**What you have to do:** Once every line below has been checked for "eget", give only the number of lines that have it.

**Records to use:**

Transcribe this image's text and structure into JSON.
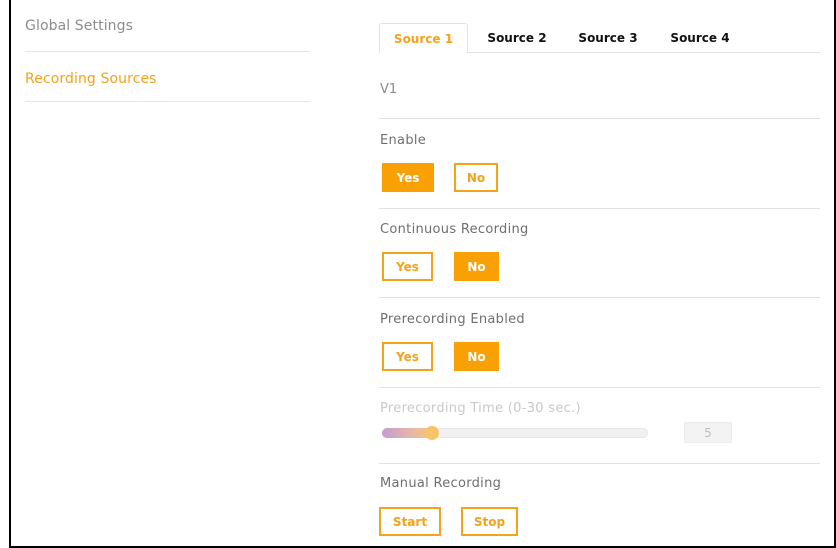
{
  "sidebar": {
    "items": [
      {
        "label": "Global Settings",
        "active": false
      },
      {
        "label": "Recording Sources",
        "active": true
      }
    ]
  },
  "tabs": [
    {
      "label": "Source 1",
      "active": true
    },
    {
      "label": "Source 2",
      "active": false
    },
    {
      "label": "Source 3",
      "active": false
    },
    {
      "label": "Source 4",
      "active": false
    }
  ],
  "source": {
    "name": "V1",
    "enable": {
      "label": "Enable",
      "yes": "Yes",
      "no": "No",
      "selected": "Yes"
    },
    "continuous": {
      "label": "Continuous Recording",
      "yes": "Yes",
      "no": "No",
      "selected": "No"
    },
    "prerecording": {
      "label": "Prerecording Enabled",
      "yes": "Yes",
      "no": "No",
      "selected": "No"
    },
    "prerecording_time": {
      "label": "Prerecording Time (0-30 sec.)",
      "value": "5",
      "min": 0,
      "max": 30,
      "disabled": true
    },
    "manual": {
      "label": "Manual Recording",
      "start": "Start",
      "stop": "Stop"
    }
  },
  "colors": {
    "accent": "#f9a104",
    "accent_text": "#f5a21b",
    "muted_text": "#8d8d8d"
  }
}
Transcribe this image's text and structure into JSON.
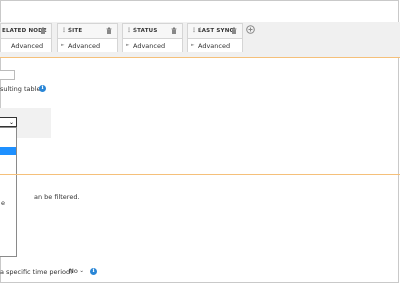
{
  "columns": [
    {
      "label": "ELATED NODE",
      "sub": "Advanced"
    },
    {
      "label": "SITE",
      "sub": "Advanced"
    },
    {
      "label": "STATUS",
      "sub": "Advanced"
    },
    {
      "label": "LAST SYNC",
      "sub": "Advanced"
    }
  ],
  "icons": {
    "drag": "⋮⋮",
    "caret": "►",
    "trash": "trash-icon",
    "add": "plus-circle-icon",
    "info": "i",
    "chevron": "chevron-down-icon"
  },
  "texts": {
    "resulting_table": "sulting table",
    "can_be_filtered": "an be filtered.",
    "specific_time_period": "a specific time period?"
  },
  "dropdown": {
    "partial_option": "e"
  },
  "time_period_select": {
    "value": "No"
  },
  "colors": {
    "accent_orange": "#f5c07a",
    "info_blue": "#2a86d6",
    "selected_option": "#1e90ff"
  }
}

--

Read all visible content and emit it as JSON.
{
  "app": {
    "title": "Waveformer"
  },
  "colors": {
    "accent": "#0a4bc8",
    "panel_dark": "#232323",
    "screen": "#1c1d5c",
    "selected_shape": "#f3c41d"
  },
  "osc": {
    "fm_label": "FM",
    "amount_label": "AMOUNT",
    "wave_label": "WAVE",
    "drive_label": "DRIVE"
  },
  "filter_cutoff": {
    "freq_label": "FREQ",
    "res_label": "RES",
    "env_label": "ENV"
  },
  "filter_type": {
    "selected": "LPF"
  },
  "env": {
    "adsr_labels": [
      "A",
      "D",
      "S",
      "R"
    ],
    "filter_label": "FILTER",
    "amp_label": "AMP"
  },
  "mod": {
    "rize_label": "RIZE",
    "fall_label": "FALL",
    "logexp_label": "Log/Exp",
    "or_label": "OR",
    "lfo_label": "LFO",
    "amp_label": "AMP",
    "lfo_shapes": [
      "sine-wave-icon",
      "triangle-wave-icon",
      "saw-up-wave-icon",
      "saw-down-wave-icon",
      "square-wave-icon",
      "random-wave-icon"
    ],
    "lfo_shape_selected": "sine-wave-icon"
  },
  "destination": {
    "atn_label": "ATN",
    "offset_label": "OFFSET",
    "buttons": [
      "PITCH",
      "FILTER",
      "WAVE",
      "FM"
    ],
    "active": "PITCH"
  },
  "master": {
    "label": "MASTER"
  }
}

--

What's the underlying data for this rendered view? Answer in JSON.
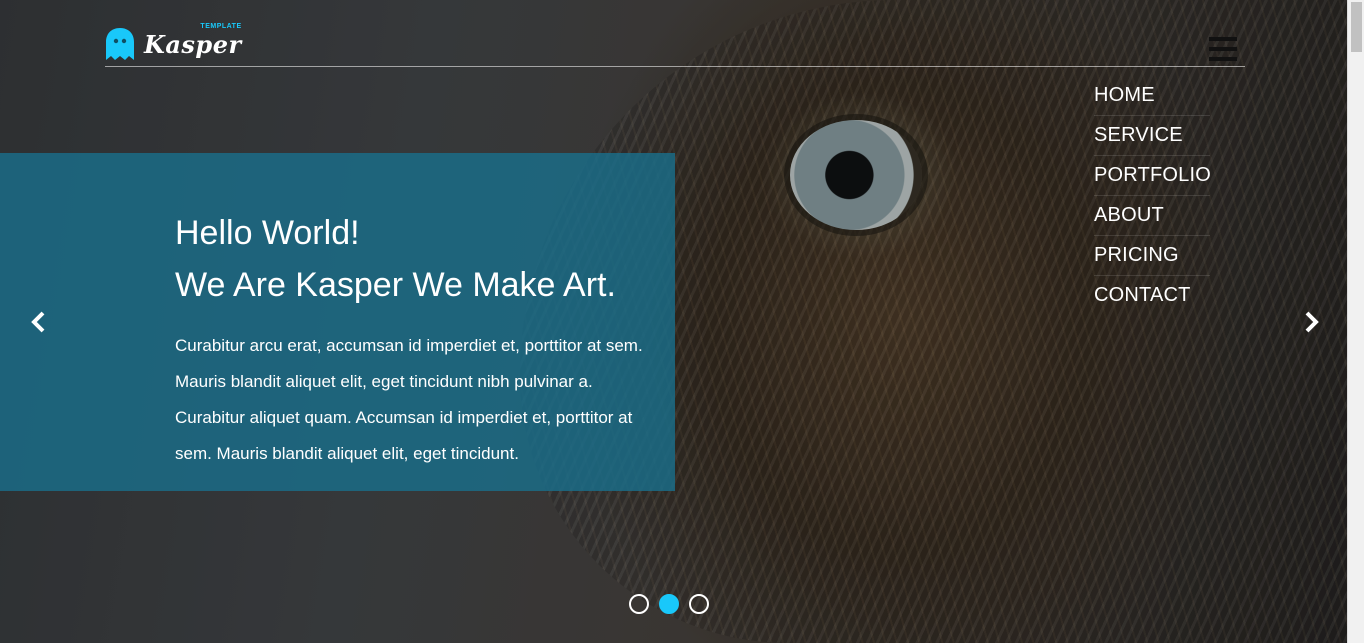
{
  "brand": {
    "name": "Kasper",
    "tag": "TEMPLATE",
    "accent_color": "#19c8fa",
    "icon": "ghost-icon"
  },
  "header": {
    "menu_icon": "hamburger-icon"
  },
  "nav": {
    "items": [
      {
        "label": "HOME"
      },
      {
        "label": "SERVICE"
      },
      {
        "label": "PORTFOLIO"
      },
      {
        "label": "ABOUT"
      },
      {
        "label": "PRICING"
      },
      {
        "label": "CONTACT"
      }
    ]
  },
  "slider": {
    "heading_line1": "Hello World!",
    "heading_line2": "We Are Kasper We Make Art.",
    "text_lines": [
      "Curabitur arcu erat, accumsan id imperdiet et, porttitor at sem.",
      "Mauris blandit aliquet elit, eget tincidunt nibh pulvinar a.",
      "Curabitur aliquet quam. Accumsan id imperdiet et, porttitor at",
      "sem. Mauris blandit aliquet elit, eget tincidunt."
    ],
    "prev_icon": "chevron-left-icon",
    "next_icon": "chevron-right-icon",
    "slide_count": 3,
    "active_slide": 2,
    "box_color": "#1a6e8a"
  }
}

**Output of the exercise:** 2